But that's pretty optimistic. Most of the younger pitchers need at least another season of seasoning in the minors. And, given the organization's preference for experience, it will take a considerable performance to change the overall shape of the Giant's 'pen. The 2005 relief corps, as it presently stands, is unspectacular:
- Closer: Armando Benitez
- Set Up: Matt Herges, Scott Eyre
- Short Relief: Walker, Hennessey
- Middle Relief: Brower, Correia
- Long: Foppert, Franklin
- Lefty specialist: Jason Christiansen
It is patchy at best. Assuming Jerome Williams and Noah Lowry nail down their starting roles -- a dangerous assumption at any rate -- there could be quite a scuffle for action in Dave Righetti's bullpen. Even now, no one's role is cetain. Take Herges. After a dismal 2004, where he suffered the 2nd highest OPS among ML closers, he is a prime candidate for relegation. Lacking as he is both stuff and confidence, should he fail to deliver in the first couple of months in 2005, he could be shown the door. There are no sure candidates to replace him, but any one of the Giants plethora of young arms could step up. Of these, Foppert (24) is perhaps the most intriguing. After spelling brilliantly -- although intermitantly -- two years ago, he has the biggest upside, and will be fresh and eager after missing 16 months through injury. It is Cain, though, that has attracted the most interest from opposing GMs this winter, after a stellar 2004 where he breezed through double-A, aged just 19.
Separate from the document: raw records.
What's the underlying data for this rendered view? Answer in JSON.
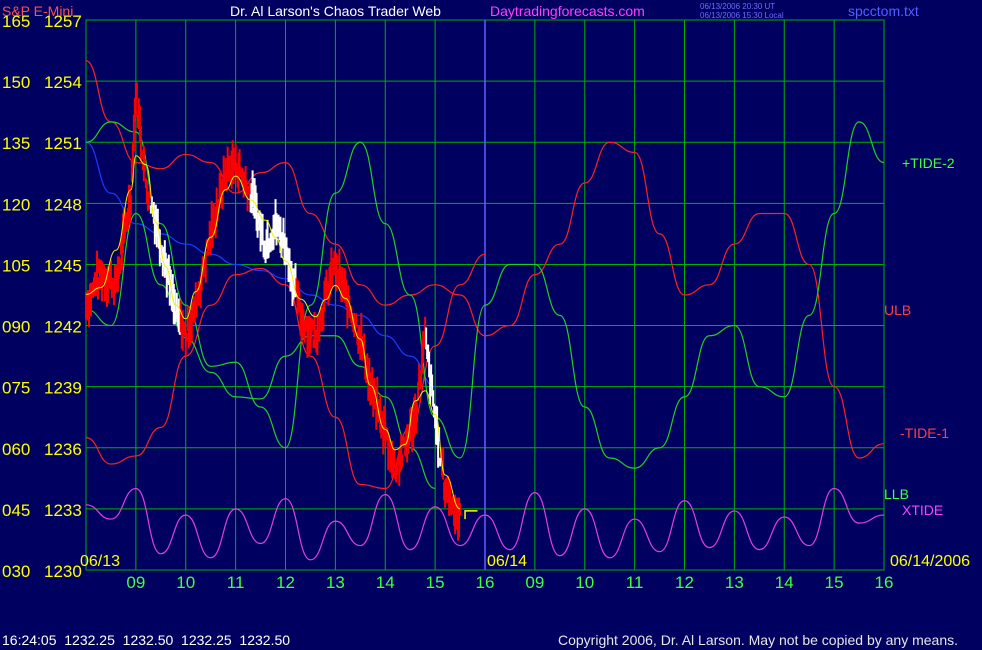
{
  "header": {
    "instrument": "S&P E-Mini",
    "title": "Dr. Al Larson's Chaos Trader Web",
    "website": "Daytradingforecasts.com",
    "timestamp_ut": "06/13/2006 20:30 UT",
    "timestamp_local": "06/13/2006 15:30 Local",
    "filename": "spcctom.txt"
  },
  "footer": {
    "quote": "16:24:05  1232.25  1232.50  1232.25  1232.50",
    "copyright": "Copyright 2006, Dr. Al Larson. May not be copied by any means."
  },
  "colors": {
    "background": "#000060",
    "grid": "#00b000",
    "price_bars": "#ff0000",
    "price_bars_alt": "#ffffff",
    "ulb_line": "#ff2020",
    "tide2_line": "#20d020",
    "xtide_line": "#e040e0",
    "blue_line": "#1a3cff",
    "yellow_line": "#f0f000",
    "separator": "#6060ff"
  },
  "chart_data": {
    "type": "line",
    "title": "Dr. Al Larson's Chaos Trader Web",
    "x_tick_labels": [
      "09",
      "10",
      "11",
      "12",
      "13",
      "14",
      "15",
      "16",
      "09",
      "10",
      "11",
      "12",
      "13",
      "14",
      "15",
      "16"
    ],
    "date_labels": [
      "06/13",
      "06/14",
      "06/14/2006"
    ],
    "y_ticks_price": [
      1257,
      1254,
      1251,
      1248,
      1245,
      1242,
      1239,
      1236,
      1233,
      1230
    ],
    "y_ticks_index": [
      "165",
      "150",
      "135",
      "120",
      "105",
      "090",
      "075",
      "060",
      "045",
      "030"
    ],
    "ylim": [
      1230,
      1257
    ],
    "grid": true,
    "series": [
      {
        "name": "S&P E-Mini",
        "type": "price",
        "x": [
          0,
          0.3,
          0.6,
          0.9,
          1.0,
          1.2,
          1.4,
          1.6,
          1.8,
          2.0,
          2.2,
          2.5,
          2.8,
          3.0,
          3.3,
          3.6,
          3.8,
          4.0,
          4.3,
          4.6,
          4.8,
          5.0,
          5.2,
          5.5,
          5.7,
          6.0,
          6.2,
          6.4,
          6.6,
          6.8,
          7.0,
          7.2,
          7.5
        ],
        "y": [
          1243,
          1244.6,
          1244,
          1248.5,
          1253.5,
          1249,
          1247.2,
          1245,
          1242.5,
          1241.5,
          1243,
          1246.5,
          1249.5,
          1250,
          1248.5,
          1246,
          1247,
          1246,
          1242.5,
          1241.4,
          1243.4,
          1245,
          1243.5,
          1241.5,
          1239,
          1236.7,
          1235,
          1236,
          1237.5,
          1241.4,
          1237.5,
          1234,
          1232.5
        ]
      },
      {
        "name": "ULB",
        "x": [
          0,
          0.5,
          1.0,
          1.5,
          2.0,
          2.5,
          3.0,
          3.5,
          4.0,
          4.5,
          5.0,
          5.5,
          6.0,
          6.5,
          7.0,
          7.5,
          8.0,
          8.5,
          9.0,
          9.5,
          10.0,
          10.5,
          11.0,
          11.5,
          12.0,
          12.5,
          13.0,
          13.5,
          14.0,
          14.5,
          15.0,
          15.5,
          16.0
        ],
        "y": [
          1255,
          1252,
          1250,
          1249.7,
          1250.4,
          1250,
          1248.5,
          1249.5,
          1250,
          1247.5,
          1246,
          1244,
          1243,
          1243.5,
          1244,
          1243.5,
          1241.5,
          1242,
          1244.5,
          1246,
          1249,
          1251,
          1250.5,
          1246.5,
          1243.5,
          1244,
          1246,
          1247.5,
          1247.5,
          1245,
          1239,
          1235.5,
          1236.2
        ]
      },
      {
        "name": "-TIDE-1",
        "x": [
          0,
          0.5,
          1.0,
          1.5,
          2.0,
          2.5,
          3.0,
          3.5,
          4.0,
          4.5,
          5.0,
          5.5,
          6.0,
          6.5,
          7.0,
          7.5,
          8.0
        ],
        "y": [
          1236.5,
          1235.2,
          1235.6,
          1237,
          1240.5,
          1243,
          1244.5,
          1244.8,
          1244,
          1240.5,
          1237.5,
          1234.2,
          1234,
          1237,
          1241,
          1244,
          1245.5
        ]
      },
      {
        "name": "+TIDE-2",
        "x": [
          0,
          0.5,
          1.0,
          1.5,
          2.0,
          2.5,
          3.0,
          3.5,
          4.0,
          4.5,
          5.0,
          5.5,
          6.0,
          6.5,
          7.0,
          7.5,
          8.0,
          8.5,
          9.0,
          9.5,
          10.0,
          10.5,
          11.0,
          11.5,
          12.0,
          12.5,
          13.0,
          13.5,
          14.0,
          14.5,
          15.0,
          15.5,
          16.0
        ],
        "y": [
          1251,
          1252,
          1251.5,
          1247,
          1243,
          1240,
          1240.2,
          1238,
          1236,
          1243,
          1248.5,
          1251,
          1247,
          1243.5,
          1237.5,
          1235.5,
          1243,
          1245,
          1245,
          1242.5,
          1238,
          1235.5,
          1235,
          1236,
          1238.5,
          1241.5,
          1242,
          1239,
          1238.5,
          1242.5,
          1247.5,
          1252,
          1250
        ]
      },
      {
        "name": "LLB",
        "x": [
          0,
          0.5,
          1.0,
          1.5,
          2.0,
          2.5,
          3.0,
          3.5,
          4.0,
          4.5,
          5.0,
          5.5,
          6.0,
          6.5,
          7.0
        ],
        "y": [
          1242.8,
          1242,
          1247.5,
          1244,
          1241.4,
          1239.7,
          1238.5,
          1238.4,
          1240.5,
          1241.5,
          1241.5,
          1240,
          1238.5,
          1236,
          1234
        ]
      },
      {
        "name": "XTIDE",
        "type": "oscillator",
        "x": [
          0,
          0.5,
          1.0,
          1.5,
          2.0,
          2.5,
          3.0,
          3.5,
          4.0,
          4.5,
          5.0,
          5.5,
          6.0,
          6.5,
          7.0,
          7.5,
          8.0,
          8.5,
          9.0,
          9.5,
          10.0,
          10.5,
          11.0,
          11.5,
          12.0,
          12.5,
          13.0,
          13.5,
          14.0,
          14.5,
          15.0,
          15.5,
          16.0
        ],
        "y": [
          1233.2,
          1232.5,
          1234.0,
          1230.8,
          1232.7,
          1230.6,
          1233.0,
          1231.3,
          1233.5,
          1230.5,
          1232.4,
          1231.2,
          1233.7,
          1231.0,
          1233.1,
          1231.2,
          1232.7,
          1231.0,
          1233.8,
          1230.7,
          1233.0,
          1230.6,
          1232.5,
          1230.9,
          1233.4,
          1231.1,
          1232.9,
          1231.0,
          1232.6,
          1231.2,
          1234.0,
          1232.3,
          1232.7
        ]
      },
      {
        "name": "",
        "type": "trend",
        "x": [
          0,
          0.5,
          1.0,
          1.5,
          2.0,
          2.5,
          3.0,
          3.5,
          4.0,
          4.5,
          5.0,
          5.5,
          6.0,
          6.5,
          7.0
        ],
        "y": [
          1251,
          1248.5,
          1247,
          1246.5,
          1246,
          1245.5,
          1245,
          1244.7,
          1244.3,
          1243.5,
          1243,
          1242.5,
          1241.5,
          1240.5,
          1239
        ]
      }
    ],
    "legend_labels": [
      "+TIDE-2",
      "ULB",
      "-TIDE-1",
      "LLB",
      "XTIDE"
    ],
    "price_markers": [
      1257,
      1254,
      1251,
      1248,
      1245,
      1242,
      1239,
      1236,
      1233,
      1230
    ]
  }
}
In the meantime though, the bullpen is short on tried and tested arms. Dustan Hermanson could have provided some of that much needed depth that instead leaves Jim Brower, commendably durable in the last campaign (4th among ML relievers in appearances) as the club's most reliable later-inning option. And then, as I have recently protested, possibilities from the left side are, with the possible exception of Scott Eyre, derisory. The bullpen has no man who in 2004 struck out more than 1 hitter per inning; sabermatric balley-hoo to some, but those who dismiss the power of intimidation do so at their own peril. For now at least, these Giants aren't scaring -- let alone fooling -- anyone.